After Dr. C.T. Vivian’s extraordinary visit, the Ashland community was moved by his passion, stories, and testimonies to the cruelties of racism and segregated persecution. Those on both ends of the activist spectrum—those who criticized Vivian’s bias on racism as well as those inspired to change the presence of racism—spoke out. “Not all white people are racist.” True. “Racism doesn’t really exist anymore.” Doesn’t it? “I’m not privileged because I’m Caucasian.” Are you sure? His discussion clearly brought about a variety of opinions from all ethnic and race groups in the community and here on campus. A week later, a few faculty members and students came together with the Diversity Group and Student Affairs to drive through Sunday’s blizzard and into Selma.
I’d never been to Mansfield’s Cinemark, and I’d thoroughly enjoyed the Dr. Martin Luther King, Jr. event, so “why not?” I dragged my roommates out into the snow, bribing them with promises of popcorn and pizza and a free movie. They joined me, half-enthused by my desire to save the world by watching history unfold on the big screen. I’m glad they came. So, we hoarded into a van of people we didn’t know, bought some popcorn, and sat down for the always-exciting previews. Two minutes into the movie, the roommate to my left was in tears and she to my right was wide-eyed and watching intently as the camera zoomed in on the bodies of four little girls crushed and intertwined in a mound of church remains. Two hours later, we’d had the experience of witnessing MLK, C.T. Vivian, and LBJ make history. I’ve talked about history books and the distance they create—and they do. A factual, emotionless description of such events sometimes makes me question both the heart of the author and that of myself as an unmoved reader, but such is the way of a text book. A dramatic, emotionally-fueled account of America’s painful history, brought to life with real voices, untouchable filmography, and Oprah revokes all questions because a text book is a text book, but the history contained within holds such an incredible amount of pain, pride, failure, and triumph, any American History book editor would be brought to tears.

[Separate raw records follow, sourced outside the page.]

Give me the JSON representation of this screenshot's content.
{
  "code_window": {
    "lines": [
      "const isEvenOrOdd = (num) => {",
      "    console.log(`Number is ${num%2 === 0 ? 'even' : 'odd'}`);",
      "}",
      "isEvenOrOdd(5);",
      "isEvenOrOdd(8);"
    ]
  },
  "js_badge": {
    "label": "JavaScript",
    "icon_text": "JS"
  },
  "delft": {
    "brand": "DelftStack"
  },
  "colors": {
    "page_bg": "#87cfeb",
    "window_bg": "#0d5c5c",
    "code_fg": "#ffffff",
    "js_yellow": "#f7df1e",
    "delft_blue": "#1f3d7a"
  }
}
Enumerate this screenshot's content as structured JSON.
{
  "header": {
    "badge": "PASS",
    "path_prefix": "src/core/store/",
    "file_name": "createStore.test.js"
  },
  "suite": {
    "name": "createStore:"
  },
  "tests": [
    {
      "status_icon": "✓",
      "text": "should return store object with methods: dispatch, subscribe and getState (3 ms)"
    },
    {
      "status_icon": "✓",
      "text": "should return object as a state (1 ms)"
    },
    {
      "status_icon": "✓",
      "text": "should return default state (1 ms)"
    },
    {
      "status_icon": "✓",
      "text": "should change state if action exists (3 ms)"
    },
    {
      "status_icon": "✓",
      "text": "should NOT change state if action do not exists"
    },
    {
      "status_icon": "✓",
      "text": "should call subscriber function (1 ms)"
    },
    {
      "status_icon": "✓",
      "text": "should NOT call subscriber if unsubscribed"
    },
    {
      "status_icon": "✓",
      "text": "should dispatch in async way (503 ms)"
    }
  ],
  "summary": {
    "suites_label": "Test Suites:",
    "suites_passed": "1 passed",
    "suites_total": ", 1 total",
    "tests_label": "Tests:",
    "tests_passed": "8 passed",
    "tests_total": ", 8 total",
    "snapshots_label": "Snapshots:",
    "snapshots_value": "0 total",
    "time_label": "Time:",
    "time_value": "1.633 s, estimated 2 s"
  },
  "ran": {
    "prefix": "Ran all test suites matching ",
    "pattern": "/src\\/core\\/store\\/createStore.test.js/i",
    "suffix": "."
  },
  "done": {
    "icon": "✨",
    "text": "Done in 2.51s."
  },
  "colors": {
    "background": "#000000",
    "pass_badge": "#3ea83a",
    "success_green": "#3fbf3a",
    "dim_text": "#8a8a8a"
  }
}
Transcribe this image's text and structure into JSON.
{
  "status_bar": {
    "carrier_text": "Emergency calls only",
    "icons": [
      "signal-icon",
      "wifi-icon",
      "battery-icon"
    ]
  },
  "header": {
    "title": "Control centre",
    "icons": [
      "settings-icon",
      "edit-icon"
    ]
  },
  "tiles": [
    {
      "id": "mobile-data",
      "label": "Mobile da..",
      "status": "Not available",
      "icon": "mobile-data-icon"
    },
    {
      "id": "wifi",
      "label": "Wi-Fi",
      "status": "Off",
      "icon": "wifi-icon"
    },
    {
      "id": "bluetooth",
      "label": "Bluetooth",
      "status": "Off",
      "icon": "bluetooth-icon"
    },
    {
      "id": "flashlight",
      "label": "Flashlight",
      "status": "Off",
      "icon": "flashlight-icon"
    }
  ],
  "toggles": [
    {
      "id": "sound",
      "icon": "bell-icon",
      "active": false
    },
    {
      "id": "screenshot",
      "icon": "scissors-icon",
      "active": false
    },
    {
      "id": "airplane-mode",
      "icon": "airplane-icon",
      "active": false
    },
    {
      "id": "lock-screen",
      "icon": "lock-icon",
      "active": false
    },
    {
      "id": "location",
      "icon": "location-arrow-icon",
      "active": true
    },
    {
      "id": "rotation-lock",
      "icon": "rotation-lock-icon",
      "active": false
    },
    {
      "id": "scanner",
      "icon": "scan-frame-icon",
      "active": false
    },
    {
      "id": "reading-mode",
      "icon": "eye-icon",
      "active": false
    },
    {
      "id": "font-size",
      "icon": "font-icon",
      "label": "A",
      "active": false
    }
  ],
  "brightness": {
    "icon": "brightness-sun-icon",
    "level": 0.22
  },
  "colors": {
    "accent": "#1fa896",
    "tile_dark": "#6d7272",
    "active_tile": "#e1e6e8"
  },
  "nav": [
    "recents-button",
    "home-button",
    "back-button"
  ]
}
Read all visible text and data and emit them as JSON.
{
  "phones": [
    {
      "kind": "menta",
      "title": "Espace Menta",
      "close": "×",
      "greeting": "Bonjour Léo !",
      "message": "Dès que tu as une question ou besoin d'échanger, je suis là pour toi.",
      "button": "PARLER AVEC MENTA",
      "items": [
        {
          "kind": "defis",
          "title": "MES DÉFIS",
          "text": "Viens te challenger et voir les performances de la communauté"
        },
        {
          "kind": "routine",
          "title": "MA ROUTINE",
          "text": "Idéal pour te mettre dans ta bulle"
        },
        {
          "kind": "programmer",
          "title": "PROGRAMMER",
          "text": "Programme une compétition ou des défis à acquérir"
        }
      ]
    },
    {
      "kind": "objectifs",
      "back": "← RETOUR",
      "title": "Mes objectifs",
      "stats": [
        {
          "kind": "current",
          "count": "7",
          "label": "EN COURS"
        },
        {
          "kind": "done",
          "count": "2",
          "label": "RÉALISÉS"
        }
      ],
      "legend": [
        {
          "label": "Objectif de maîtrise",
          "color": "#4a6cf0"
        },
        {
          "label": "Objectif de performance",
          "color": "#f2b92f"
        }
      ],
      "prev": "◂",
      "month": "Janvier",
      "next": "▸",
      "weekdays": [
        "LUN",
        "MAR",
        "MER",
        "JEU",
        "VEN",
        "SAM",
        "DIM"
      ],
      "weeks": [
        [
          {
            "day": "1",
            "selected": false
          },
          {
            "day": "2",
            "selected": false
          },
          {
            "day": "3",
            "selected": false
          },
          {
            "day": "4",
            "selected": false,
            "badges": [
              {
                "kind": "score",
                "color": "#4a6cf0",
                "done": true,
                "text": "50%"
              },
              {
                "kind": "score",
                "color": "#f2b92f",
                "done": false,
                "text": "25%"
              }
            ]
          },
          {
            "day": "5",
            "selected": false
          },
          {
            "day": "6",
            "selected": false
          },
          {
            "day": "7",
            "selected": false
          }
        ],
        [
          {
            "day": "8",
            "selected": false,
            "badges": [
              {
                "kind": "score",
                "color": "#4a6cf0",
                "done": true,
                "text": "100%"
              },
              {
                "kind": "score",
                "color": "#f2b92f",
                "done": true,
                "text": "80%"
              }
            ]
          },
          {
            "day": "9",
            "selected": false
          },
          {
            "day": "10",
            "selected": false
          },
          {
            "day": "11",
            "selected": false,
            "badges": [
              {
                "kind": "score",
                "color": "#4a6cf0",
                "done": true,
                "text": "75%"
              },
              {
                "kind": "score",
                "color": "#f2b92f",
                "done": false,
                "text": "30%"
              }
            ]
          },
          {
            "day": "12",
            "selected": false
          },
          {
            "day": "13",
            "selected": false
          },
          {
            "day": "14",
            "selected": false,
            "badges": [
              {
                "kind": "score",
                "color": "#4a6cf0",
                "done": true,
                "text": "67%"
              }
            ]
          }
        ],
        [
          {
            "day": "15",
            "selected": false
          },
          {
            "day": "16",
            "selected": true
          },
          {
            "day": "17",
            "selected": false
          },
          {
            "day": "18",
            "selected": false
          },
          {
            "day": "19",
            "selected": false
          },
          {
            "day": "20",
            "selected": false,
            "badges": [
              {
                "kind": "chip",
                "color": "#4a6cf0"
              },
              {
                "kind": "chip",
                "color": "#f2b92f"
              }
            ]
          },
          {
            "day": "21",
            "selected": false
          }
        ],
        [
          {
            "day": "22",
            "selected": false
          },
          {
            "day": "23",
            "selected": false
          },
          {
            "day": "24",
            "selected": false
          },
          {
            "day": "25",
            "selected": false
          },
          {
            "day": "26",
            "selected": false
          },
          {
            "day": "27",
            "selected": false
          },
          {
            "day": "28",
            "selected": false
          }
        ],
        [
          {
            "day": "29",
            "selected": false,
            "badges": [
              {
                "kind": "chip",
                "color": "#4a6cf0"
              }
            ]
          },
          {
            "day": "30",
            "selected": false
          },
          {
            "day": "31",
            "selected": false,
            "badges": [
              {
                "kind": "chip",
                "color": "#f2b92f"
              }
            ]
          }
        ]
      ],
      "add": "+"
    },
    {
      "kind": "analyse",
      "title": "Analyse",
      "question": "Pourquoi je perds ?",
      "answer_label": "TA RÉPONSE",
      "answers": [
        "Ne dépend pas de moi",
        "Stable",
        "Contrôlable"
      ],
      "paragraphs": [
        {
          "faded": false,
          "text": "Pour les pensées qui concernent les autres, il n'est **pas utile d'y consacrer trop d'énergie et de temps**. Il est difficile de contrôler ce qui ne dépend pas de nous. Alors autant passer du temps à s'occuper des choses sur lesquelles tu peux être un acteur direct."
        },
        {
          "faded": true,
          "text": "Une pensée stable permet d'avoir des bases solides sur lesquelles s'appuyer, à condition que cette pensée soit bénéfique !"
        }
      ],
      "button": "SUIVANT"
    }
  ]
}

After the movie, we headed back to the chapel on campus for pizza and a discussion. I didn’t need the pizza to convince my roommates to come with me this time, but it was still a bonus. Who can resist Domino’s? The discussion bounced between professor, black student, white student, foreign student, and so on and back around. It became incredibly clear that the segregation and discrimination King fought so hard for during the civil rights movement in Selma, is still as present, if not as violent, in the world today and notably so on Ashland’s campus. Minority students recalled moments of sneers, blatant disrespect, eye-contact avoidance, and snide comments from white students—not all white students, but white students all the same. My roommate and I grew up in a suburb of Youngstown, Ohio. Youngstown: Murder Capital USA, #9 on the list of bleakest places not to live, prone to crime, racial violence, drug abuse and a blaring overuse of racial slurs. Austintown, where I grew up, isn’t Youngstown. A quiet suburb with a Wal-Mart, a few too many coffee shop chains—here’s looking at you, Dunkin’—and a public school system with an “Excellent” rating by the OBOE. When Austintown schools applied open enrollment policies, allowing students from other schools districts to voucher into the system, “Little Africa” developed in the cafeteria. Students from Youngstown’s inner city school system did not integrate into Austintown as expected; rather, these open enrollment kids, most of them minority students, stuck together in classes, athletics and social settings, such as lunch time. What ensued, therefore, was a section of the cafeteria of about 8 tables in the corner dominated by Hispanic and African-American students and the not-so-endearing term “Little Africa.”
What I now notice is the same thing occurring in Convo, Ashland University’s cafeteria. Students here know the swim team has their table, the art and drama students tend to sit in the Fishbowl, the exchange and foreign students all sit together in their respective country-of-origin groups, and the black kids sit together. This concept of normal and voluntary segregation was a topic of interest during the conversation following the “Selma” viewing, which leads to the question again: Does racism still exist, or does the fact that this is a “voluntary” form of social grouping make this a justifiable norm?
Emily Wirtz is a student intern with the Ashland Center for Nonviolence.